→ The problem:
Below are records; say how many of their lines include the word "operate", giving nothing but the number.

Web page and app entries
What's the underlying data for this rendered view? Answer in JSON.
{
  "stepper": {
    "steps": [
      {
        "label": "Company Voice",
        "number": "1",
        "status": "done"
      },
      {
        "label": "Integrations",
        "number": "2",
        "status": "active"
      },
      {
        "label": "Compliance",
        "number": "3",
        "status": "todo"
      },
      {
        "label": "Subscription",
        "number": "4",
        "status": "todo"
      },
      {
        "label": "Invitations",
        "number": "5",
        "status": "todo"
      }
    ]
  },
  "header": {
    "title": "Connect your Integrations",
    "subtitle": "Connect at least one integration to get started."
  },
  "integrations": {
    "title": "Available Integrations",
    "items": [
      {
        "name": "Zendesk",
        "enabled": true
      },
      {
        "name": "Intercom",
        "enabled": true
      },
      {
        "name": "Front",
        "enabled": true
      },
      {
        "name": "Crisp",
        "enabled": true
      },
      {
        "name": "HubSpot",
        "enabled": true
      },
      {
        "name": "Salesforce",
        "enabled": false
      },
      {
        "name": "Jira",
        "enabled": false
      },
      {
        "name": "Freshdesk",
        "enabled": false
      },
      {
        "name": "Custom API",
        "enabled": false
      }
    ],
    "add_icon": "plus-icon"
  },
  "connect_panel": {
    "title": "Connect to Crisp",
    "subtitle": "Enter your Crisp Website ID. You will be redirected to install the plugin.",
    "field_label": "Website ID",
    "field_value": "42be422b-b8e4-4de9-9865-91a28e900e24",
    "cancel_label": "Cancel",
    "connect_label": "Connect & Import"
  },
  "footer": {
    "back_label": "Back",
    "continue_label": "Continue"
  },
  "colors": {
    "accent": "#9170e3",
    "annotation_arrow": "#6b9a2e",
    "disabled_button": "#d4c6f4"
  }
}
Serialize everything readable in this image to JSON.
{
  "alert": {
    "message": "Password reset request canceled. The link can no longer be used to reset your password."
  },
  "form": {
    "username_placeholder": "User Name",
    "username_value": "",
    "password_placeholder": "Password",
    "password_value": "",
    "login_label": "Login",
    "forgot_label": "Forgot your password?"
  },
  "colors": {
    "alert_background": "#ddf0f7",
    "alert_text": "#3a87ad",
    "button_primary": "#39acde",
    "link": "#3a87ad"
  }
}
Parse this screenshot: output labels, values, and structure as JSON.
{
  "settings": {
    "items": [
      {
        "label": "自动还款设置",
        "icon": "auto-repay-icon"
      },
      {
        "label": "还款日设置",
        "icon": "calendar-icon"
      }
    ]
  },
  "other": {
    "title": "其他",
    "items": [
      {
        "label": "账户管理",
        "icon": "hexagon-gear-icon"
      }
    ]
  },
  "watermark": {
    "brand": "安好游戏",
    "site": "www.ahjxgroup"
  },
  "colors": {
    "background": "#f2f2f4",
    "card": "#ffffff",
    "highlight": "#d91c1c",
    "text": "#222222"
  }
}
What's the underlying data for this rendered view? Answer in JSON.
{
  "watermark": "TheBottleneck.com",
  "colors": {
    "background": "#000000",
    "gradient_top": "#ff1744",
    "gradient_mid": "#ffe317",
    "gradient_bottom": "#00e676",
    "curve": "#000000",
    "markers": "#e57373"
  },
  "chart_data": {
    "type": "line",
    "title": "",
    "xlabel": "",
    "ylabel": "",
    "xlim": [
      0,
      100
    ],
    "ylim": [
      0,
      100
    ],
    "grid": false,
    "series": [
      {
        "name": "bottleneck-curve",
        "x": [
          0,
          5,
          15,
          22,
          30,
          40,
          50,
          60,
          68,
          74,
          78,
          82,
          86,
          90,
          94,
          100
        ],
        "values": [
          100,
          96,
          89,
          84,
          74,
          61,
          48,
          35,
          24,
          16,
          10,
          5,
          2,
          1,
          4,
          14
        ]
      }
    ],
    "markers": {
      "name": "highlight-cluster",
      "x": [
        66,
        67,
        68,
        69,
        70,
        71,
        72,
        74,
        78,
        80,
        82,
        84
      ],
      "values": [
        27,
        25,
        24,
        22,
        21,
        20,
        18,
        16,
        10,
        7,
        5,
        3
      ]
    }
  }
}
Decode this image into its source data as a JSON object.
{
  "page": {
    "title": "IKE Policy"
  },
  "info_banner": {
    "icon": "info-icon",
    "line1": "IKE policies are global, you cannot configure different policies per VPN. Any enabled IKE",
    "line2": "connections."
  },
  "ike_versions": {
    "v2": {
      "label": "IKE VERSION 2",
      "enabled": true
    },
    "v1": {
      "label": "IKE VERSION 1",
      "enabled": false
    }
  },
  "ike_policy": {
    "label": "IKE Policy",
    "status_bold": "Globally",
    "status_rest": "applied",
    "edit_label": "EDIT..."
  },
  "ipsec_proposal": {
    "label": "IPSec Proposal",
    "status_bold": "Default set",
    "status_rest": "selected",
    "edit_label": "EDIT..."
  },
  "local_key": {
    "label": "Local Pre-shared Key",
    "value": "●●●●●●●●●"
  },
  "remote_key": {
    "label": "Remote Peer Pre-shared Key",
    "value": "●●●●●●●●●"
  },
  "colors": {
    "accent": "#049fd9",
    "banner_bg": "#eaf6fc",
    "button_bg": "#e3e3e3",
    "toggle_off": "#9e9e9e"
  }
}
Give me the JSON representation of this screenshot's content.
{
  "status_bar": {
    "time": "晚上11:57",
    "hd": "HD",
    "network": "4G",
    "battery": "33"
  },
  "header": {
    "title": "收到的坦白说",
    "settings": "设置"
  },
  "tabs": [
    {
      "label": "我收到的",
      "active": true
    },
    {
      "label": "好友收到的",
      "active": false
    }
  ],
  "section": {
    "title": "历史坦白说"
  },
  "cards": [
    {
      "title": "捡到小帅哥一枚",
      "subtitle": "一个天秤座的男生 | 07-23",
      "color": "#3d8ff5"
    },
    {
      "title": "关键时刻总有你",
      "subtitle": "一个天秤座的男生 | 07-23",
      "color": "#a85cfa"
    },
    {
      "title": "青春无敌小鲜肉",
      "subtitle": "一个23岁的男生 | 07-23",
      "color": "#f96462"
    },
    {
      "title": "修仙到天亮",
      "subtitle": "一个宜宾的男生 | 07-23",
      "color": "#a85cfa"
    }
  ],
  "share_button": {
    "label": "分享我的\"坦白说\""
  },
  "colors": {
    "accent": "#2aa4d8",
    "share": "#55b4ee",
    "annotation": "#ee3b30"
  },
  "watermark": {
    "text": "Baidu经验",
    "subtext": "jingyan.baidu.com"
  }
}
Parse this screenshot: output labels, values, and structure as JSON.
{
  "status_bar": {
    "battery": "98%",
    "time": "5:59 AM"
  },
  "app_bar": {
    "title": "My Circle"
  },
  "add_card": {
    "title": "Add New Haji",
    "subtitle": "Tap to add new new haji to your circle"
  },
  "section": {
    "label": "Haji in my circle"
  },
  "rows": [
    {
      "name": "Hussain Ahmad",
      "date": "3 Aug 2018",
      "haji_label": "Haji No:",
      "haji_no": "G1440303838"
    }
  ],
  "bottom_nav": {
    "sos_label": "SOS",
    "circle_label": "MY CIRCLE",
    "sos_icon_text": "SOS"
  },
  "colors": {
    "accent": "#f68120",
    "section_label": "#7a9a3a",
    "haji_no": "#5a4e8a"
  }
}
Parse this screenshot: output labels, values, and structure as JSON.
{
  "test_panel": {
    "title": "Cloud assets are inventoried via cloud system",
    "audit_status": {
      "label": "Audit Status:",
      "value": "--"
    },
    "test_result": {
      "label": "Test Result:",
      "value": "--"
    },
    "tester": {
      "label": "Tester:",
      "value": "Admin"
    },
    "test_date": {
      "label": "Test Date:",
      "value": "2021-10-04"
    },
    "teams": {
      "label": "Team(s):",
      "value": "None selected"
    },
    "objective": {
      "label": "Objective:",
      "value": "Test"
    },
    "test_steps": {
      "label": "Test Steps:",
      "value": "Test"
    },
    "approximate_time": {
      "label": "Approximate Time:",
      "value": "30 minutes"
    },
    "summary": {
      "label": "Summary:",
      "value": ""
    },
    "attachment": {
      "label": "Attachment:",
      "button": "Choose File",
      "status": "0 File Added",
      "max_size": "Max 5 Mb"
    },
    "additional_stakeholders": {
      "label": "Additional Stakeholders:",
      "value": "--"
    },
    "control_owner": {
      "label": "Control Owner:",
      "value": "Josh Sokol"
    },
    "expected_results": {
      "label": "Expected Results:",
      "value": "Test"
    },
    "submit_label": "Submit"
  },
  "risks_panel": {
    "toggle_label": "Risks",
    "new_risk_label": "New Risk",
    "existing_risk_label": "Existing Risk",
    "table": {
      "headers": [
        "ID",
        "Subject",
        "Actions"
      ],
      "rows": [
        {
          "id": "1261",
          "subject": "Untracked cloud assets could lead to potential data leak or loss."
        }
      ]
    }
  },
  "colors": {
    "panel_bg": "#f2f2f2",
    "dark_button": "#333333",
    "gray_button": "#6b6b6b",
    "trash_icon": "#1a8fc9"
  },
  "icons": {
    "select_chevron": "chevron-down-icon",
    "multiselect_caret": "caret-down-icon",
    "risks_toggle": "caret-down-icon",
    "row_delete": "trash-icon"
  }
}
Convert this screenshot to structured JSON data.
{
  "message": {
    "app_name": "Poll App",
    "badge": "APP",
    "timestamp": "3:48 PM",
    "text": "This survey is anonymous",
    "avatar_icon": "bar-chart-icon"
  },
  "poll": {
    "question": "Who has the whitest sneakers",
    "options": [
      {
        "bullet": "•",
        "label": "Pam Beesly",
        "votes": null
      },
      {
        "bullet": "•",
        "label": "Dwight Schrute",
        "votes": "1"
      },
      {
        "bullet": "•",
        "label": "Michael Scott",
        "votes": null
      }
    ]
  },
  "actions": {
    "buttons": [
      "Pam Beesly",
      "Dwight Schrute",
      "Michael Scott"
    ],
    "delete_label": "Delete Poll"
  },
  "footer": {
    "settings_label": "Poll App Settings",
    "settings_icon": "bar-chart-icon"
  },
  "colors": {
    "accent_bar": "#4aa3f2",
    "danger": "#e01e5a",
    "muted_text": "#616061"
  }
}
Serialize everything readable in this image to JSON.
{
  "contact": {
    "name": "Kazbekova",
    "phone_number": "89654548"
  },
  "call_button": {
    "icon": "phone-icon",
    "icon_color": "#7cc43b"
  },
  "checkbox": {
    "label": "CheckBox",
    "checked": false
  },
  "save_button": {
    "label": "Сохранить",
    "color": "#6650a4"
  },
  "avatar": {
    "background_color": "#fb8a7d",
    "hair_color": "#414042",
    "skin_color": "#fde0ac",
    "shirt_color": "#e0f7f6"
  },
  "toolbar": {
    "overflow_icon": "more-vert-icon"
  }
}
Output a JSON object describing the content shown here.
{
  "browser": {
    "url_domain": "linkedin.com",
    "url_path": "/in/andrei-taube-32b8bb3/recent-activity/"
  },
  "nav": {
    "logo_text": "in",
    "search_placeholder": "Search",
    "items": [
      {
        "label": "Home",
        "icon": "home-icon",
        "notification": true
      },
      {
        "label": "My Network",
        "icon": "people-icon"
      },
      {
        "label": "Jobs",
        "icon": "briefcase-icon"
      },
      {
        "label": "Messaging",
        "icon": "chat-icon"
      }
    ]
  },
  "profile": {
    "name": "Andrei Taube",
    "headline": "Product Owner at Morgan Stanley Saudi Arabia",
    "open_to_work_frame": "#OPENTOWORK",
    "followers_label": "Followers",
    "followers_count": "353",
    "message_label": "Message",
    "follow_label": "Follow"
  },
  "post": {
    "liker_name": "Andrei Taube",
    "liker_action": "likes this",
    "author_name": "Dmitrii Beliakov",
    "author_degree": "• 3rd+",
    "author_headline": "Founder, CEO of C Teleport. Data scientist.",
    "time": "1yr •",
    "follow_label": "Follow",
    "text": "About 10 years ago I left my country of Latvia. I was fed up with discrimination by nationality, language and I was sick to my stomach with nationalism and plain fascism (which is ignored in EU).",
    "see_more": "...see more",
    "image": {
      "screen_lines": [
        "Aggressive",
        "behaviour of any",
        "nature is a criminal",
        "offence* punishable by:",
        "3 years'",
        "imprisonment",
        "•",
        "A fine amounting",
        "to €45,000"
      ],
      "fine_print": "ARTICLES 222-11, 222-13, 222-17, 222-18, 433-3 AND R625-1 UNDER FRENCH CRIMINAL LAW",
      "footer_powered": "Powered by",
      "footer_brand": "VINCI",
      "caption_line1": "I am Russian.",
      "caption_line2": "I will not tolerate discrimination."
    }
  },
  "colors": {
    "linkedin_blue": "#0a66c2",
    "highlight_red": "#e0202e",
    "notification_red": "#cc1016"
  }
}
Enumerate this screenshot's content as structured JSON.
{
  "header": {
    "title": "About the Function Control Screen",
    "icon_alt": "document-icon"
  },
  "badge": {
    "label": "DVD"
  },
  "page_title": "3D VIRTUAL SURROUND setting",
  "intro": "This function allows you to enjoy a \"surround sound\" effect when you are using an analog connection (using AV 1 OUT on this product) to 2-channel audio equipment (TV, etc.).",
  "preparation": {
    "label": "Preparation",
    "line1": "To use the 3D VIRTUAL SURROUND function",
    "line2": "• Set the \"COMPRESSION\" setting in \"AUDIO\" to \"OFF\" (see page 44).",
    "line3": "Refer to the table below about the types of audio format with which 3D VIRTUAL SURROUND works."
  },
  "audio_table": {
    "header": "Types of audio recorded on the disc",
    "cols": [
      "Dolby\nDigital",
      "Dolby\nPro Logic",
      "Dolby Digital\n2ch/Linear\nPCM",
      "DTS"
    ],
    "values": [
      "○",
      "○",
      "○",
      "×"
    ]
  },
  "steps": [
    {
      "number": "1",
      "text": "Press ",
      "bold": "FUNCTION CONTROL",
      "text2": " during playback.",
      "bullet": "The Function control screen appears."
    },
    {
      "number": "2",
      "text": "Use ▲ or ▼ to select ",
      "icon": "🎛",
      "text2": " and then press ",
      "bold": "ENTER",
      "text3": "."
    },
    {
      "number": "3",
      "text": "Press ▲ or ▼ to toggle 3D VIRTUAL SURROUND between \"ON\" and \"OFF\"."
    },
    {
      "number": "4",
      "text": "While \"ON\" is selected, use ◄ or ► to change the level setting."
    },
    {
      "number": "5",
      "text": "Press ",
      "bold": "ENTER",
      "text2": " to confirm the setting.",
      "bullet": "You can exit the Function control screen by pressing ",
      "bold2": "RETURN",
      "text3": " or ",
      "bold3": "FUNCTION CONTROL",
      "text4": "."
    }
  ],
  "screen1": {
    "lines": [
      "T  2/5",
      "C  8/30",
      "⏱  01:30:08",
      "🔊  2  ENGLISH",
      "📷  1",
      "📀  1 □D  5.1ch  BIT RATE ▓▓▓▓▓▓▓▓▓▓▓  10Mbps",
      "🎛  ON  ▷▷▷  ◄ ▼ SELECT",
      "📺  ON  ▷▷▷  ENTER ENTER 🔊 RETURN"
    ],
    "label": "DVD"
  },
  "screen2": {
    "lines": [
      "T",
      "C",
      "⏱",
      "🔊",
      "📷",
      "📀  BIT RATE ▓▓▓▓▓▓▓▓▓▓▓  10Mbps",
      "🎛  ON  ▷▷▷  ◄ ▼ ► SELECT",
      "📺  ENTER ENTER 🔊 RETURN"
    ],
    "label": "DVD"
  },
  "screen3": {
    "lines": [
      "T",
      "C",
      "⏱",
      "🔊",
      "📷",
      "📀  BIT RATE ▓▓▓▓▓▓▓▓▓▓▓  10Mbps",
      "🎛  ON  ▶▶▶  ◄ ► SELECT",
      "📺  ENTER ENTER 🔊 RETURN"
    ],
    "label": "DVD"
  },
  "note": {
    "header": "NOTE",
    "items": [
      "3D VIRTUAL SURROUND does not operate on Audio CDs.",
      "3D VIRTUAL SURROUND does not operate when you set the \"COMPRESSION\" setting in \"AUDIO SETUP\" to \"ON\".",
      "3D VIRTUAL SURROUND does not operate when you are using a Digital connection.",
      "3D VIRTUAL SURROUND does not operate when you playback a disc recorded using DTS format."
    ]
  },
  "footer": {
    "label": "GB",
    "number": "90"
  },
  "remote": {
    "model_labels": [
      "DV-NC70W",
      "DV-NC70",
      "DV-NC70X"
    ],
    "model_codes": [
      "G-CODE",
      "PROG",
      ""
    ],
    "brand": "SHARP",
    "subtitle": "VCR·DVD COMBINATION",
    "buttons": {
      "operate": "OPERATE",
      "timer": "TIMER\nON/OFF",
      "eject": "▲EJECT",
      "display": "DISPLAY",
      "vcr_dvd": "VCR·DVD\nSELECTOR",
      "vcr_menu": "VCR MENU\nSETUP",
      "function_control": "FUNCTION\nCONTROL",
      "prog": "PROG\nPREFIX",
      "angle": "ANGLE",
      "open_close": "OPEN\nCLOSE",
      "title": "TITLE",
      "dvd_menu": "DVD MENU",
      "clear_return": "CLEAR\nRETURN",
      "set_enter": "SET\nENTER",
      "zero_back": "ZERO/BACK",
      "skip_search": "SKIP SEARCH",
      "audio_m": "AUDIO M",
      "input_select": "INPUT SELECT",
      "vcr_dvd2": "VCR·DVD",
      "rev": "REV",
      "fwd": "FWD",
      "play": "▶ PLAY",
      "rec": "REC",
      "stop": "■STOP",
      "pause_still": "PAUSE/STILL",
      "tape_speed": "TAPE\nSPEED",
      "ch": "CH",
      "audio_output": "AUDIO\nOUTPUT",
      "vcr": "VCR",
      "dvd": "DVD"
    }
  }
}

→ Answer box:
5